▶ _Prompt_: From the listing that follows, extract every line and set it down unaltered.

▶ _Source data_:
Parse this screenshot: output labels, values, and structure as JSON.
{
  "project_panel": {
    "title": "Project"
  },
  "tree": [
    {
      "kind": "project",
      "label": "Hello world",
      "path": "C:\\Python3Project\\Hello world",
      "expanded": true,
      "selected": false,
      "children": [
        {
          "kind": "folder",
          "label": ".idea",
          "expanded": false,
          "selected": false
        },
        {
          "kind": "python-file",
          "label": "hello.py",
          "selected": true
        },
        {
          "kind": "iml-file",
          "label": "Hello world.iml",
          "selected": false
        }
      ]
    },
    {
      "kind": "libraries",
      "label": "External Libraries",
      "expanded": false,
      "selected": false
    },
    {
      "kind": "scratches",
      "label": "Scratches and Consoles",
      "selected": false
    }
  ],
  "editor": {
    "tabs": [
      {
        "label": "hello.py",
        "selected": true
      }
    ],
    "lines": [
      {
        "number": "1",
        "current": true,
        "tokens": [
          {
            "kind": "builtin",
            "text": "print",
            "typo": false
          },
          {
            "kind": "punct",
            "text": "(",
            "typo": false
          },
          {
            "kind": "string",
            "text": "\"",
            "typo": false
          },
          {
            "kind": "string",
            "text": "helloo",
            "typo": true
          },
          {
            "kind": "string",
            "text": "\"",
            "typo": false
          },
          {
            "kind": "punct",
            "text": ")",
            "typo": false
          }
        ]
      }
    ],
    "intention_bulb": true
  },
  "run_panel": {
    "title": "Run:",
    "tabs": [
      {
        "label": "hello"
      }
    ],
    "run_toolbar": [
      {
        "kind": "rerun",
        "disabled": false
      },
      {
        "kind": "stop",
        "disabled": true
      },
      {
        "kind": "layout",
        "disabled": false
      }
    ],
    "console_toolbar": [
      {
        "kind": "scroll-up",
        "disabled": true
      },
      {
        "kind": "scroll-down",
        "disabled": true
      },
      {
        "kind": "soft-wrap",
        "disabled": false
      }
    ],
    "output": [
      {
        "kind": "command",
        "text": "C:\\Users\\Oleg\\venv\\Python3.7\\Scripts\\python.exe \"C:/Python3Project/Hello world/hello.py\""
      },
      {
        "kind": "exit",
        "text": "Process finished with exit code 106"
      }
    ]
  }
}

▶ _Response area_:
Parse this screenshot: output labels, values, and structure as JSON.
{
  "project_panel": {
    "title": "Project"
  },
  "tree": [
    {
      "kind": "project",
      "label": "Hello world",
      "path": "C:\\Python3Project\\Hello world",
      "expanded": true,
      "selected": false,
      "children": [
        {
          "kind": "folder",
          "label": ".idea",
          "expanded": false,
          "selected": false
        },
        {
          "kind": "python-file",
          "label": "hello.py",
          "selected": true
        },
        {
          "kind": "iml-file",
          "label": "Hello world.iml",
          "selected": false
        }
      ]
    },
    {
      "kind": "libraries",
      "label": "External Libraries",
      "expanded": false,
      "selected": false
    },
    {
      "kind": "scratches",
      "label": "Scratches and Consoles",
      "selected": false
    }
  ],
  "editor": {
    "tabs": [
      {
        "label": "hello.py",
        "selected": true
      }
    ],
    "lines": [
      {
        "number": "1",
        "current": true,
        "tokens": [
          {
            "kind": "builtin",
            "text": "print",
            "typo": false
          },
          {
            "kind": "punct",
            "text": "(",
            "typo": false
          },
          {
            "kind": "string",
            "text": "\"",
            "typo": false
          },
          {
            "kind": "string",
            "text": "helloo",
            "typo": true
          },
          {
            "kind": "string",
            "text": "\"",
            "typo": false
          },
          {
            "kind": "punct",
            "text": ")",
            "typo": false
          }
        ]
      }
    ],
    "intention_bulb": true
  },
  "run_panel": {
    "title": "Run:",
    "tabs": [
      {
        "label": "hello"
      }
    ],
    "run_toolbar": [
      {
        "kind": "rerun",
        "disabled": false
      },
      {
        "kind": "stop",
        "disabled": true
      },
      {
        "kind": "layout",
        "disabled": false
      }
    ],
    "console_toolbar": [
      {
        "kind": "scroll-up",
        "disabled": true
      },
      {
        "kind": "scroll-down",
        "disabled": true
      },
      {
        "kind": "soft-wrap",
        "disabled": false
      }
    ],
    "output": [
      {
        "kind": "command",
        "text": "C:\\Users\\Oleg\\venv\\Python3.7\\Scripts\\python.exe \"C:/Python3Project/Hello world/hello.py\""
      },
      {
        "kind": "exit",
        "text": "Process finished with exit code 106"
      }
    ]
  }
}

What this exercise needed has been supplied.